36...Kh7 37. Ke2 Kh6 38. Rhg1 Kxh5 39. Rh1+ Kg6 40. Rhg1 Kf6 41. Ke3 Qc5+ 42. Ke2 Qe5+ 43. Kd2 a5 Once black gets his pawn moving, the end is nigh.
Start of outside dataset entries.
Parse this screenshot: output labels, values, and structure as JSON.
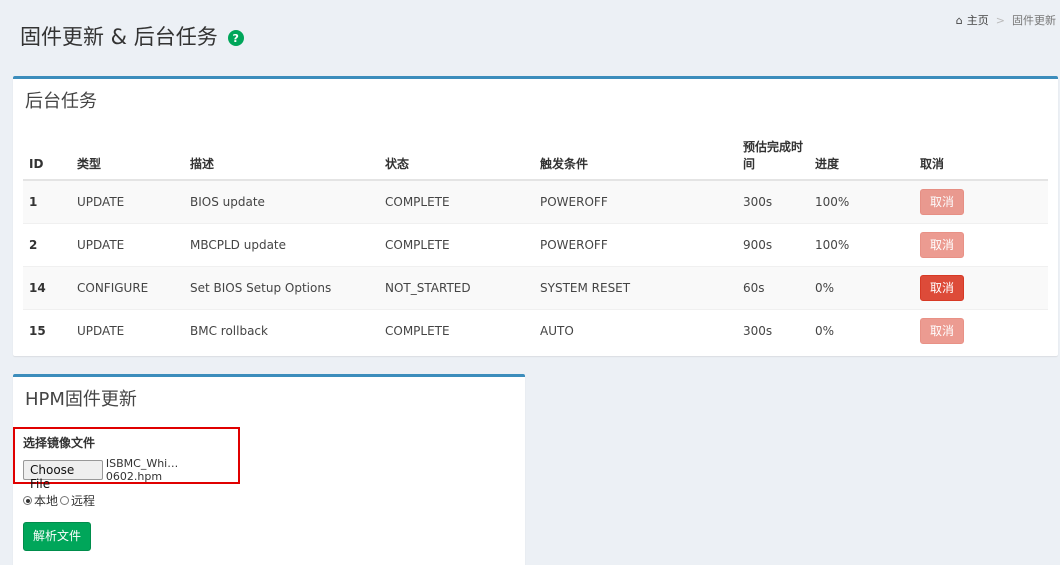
{
  "header": {
    "title": "固件更新 & 后台任务",
    "help_icon": "?"
  },
  "breadcrumb": {
    "home_label": "主页",
    "separator": ">",
    "current": "固件更新"
  },
  "tasks_box": {
    "title": "后台任务",
    "columns": [
      "ID",
      "类型",
      "描述",
      "状态",
      "触发条件",
      "预估完成时间",
      "进度",
      "取消"
    ],
    "rows": [
      {
        "id": "1",
        "type": "UPDATE",
        "desc": "BIOS update",
        "status": "COMPLETE",
        "trigger": "POWEROFF",
        "eta": "300s",
        "progress": "100%",
        "cancel": "取消",
        "cancel_enabled": false
      },
      {
        "id": "2",
        "type": "UPDATE",
        "desc": "MBCPLD update",
        "status": "COMPLETE",
        "trigger": "POWEROFF",
        "eta": "900s",
        "progress": "100%",
        "cancel": "取消",
        "cancel_enabled": false
      },
      {
        "id": "14",
        "type": "CONFIGURE",
        "desc": "Set BIOS Setup Options",
        "status": "NOT_STARTED",
        "trigger": "SYSTEM RESET",
        "eta": "60s",
        "progress": "0%",
        "cancel": "取消",
        "cancel_enabled": true
      },
      {
        "id": "15",
        "type": "UPDATE",
        "desc": "BMC rollback",
        "status": "COMPLETE",
        "trigger": "AUTO",
        "eta": "300s",
        "progress": "0%",
        "cancel": "取消",
        "cancel_enabled": false
      }
    ]
  },
  "hpm_box": {
    "title": "HPM固件更新",
    "file_label": "选择镜像文件",
    "choose_button": "Choose File",
    "file_name": "ISBMC_Whi…0602.hpm",
    "radio_local": "本地",
    "radio_remote": "远程",
    "parse_button": "解析文件"
  },
  "colors": {
    "accent": "#3c8dbc",
    "danger": "#dd4b39",
    "success": "#00a65a"
  }
}
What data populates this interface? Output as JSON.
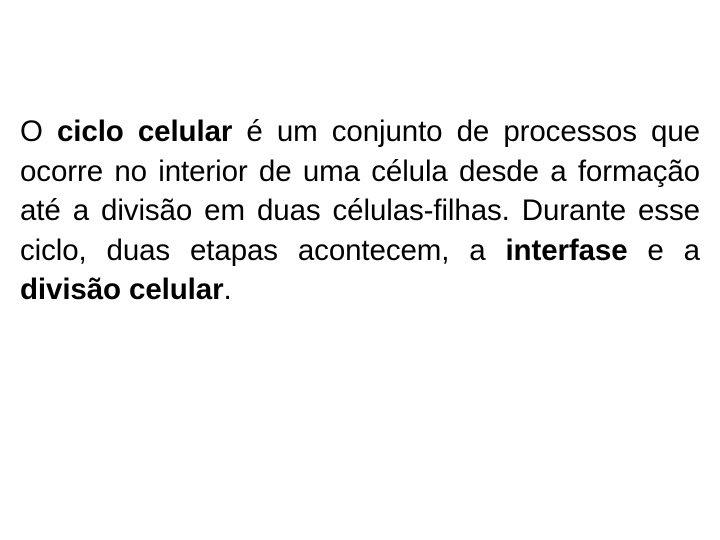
{
  "document": {
    "type": "slide",
    "background_color": "#ffffff",
    "text_color": "#000000",
    "paragraph": {
      "full_text": "O ciclo celular é um conjunto de processos que ocorre no interior de uma célula desde a formação até a divisão em duas células-filhas. Durante esse ciclo, duas etapas acontecem, a interfase e a divisão celular.",
      "alignment": "justify",
      "lines": [
        {
          "id": "line-1",
          "last": false,
          "segments": [
            {
              "text": "O",
              "bold": false
            },
            {
              "text": "ciclo",
              "bold": true
            },
            {
              "text": "celular",
              "bold": true
            },
            {
              "text": "é",
              "bold": false
            },
            {
              "text": "um",
              "bold": false
            },
            {
              "text": "conjunto",
              "bold": false
            },
            {
              "text": "de",
              "bold": false
            },
            {
              "text": "processos",
              "bold": false
            },
            {
              "text": "que",
              "bold": false
            }
          ]
        },
        {
          "id": "line-2",
          "last": false,
          "segments": [
            {
              "text": "ocorre",
              "bold": false
            },
            {
              "text": "no",
              "bold": false
            },
            {
              "text": "interior",
              "bold": false
            },
            {
              "text": "de",
              "bold": false
            },
            {
              "text": "uma",
              "bold": false
            },
            {
              "text": "célula",
              "bold": false
            },
            {
              "text": "desde",
              "bold": false
            },
            {
              "text": "a",
              "bold": false
            },
            {
              "text": "formação",
              "bold": false
            }
          ]
        },
        {
          "id": "line-3",
          "last": false,
          "segments": [
            {
              "text": "até",
              "bold": false
            },
            {
              "text": "a",
              "bold": false
            },
            {
              "text": "divisão",
              "bold": false
            },
            {
              "text": "em",
              "bold": false
            },
            {
              "text": "duas",
              "bold": false
            },
            {
              "text": "células-filhas.",
              "bold": false
            },
            {
              "text": "Durante",
              "bold": false
            },
            {
              "text": "esse",
              "bold": false
            }
          ]
        },
        {
          "id": "line-4",
          "last": false,
          "segments": [
            {
              "text": "ciclo,",
              "bold": false
            },
            {
              "text": "duas",
              "bold": false
            },
            {
              "text": "etapas",
              "bold": false
            },
            {
              "text": "acontecem,",
              "bold": false
            },
            {
              "text": "a",
              "bold": false
            },
            {
              "text": "interfase",
              "bold": true
            },
            {
              "text": "e",
              "bold": false
            },
            {
              "text": "a",
              "bold": false
            }
          ]
        },
        {
          "id": "line-5",
          "last": true,
          "segments": [
            {
              "text": "divisão celular",
              "bold": true
            },
            {
              "text": ".",
              "bold": false
            }
          ]
        }
      ]
    }
  }
}
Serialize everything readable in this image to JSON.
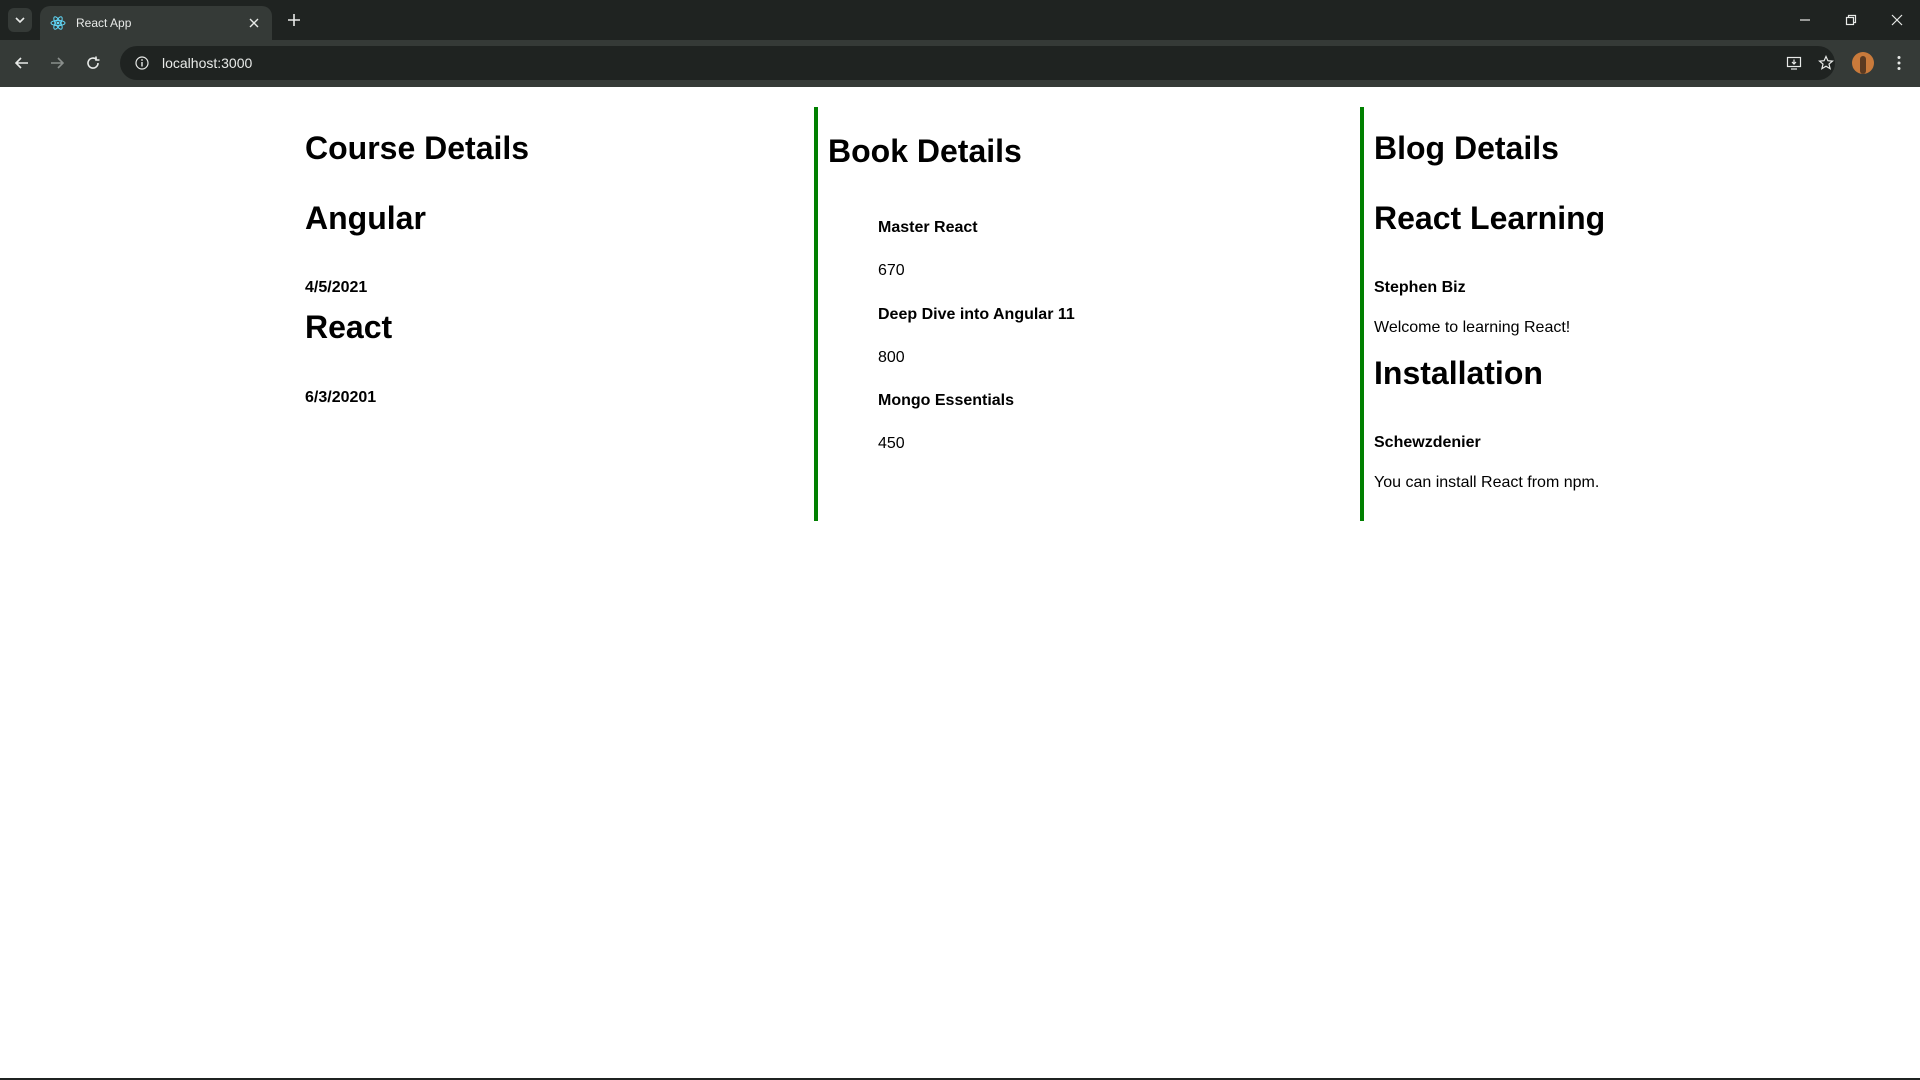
{
  "browser": {
    "tab_title": "React App",
    "url": "localhost:3000"
  },
  "course": {
    "heading": "Course Details",
    "items": [
      {
        "name": "Angular",
        "date": "4/5/2021"
      },
      {
        "name": "React",
        "date": "6/3/20201"
      }
    ]
  },
  "book": {
    "heading": "Book Details",
    "items": [
      {
        "name": "Master React",
        "price": "670"
      },
      {
        "name": "Deep Dive into Angular 11",
        "price": "800"
      },
      {
        "name": "Mongo Essentials",
        "price": "450"
      }
    ]
  },
  "blog": {
    "heading": "Blog Details",
    "items": [
      {
        "title": "React Learning",
        "author": "Stephen Biz",
        "text": "Welcome to learning React!"
      },
      {
        "title": "Installation",
        "author": "Schewzdenier",
        "text": "You can install React from npm."
      }
    ]
  },
  "colors": {
    "divider": "#008000",
    "chrome_dark": "#1f2321",
    "chrome_toolbar": "#353a37"
  }
}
If white had a safe haven for his king then the rooks could mount a defence of sorts but as it stands the queen will combine checks and pawn advances to keep white from co-ordinating his forces.
44. Re1 Qb2+ 45. Ke3 e5 46. Re2 Qb6+ 47. Kd2 d5 48. Reg2 Qb2+ 49. Kd1 Qc3 50. Ke2 a4 51. Rg1 Qc2+ 52. Ke1 a3 53. R4g2 Qb1+ and here white resigned as54 ...a2 next move will win one of the rooks. 0-1
This game is a good practical example of how to face an unusual but dangerous attempt to broach the Dragon's defences.
-Always look for the most active response to distract white from his attacking ideas (move 15.g4 was followed by move 30(!)gxh5 - that's how long it took white to get a threat in!)
-learn and use the typical tactical themes of the Dragon (exchange sacs on c3 and d5, piling Q and B up along the dark diagonal, breakthrough pawn advances ...b5,...b4,...b3).
-remember, never be scared to invest material in order to get the first big blow in!
In the next part of The Dragon's Lair we will look at some of my worst Dragon Disasters (from both sides!). We might not be able to win every time, but we can certainly learn from those games which go badly wrong!
-Coaching in the Dragon (and all other aspects of chess for all levels)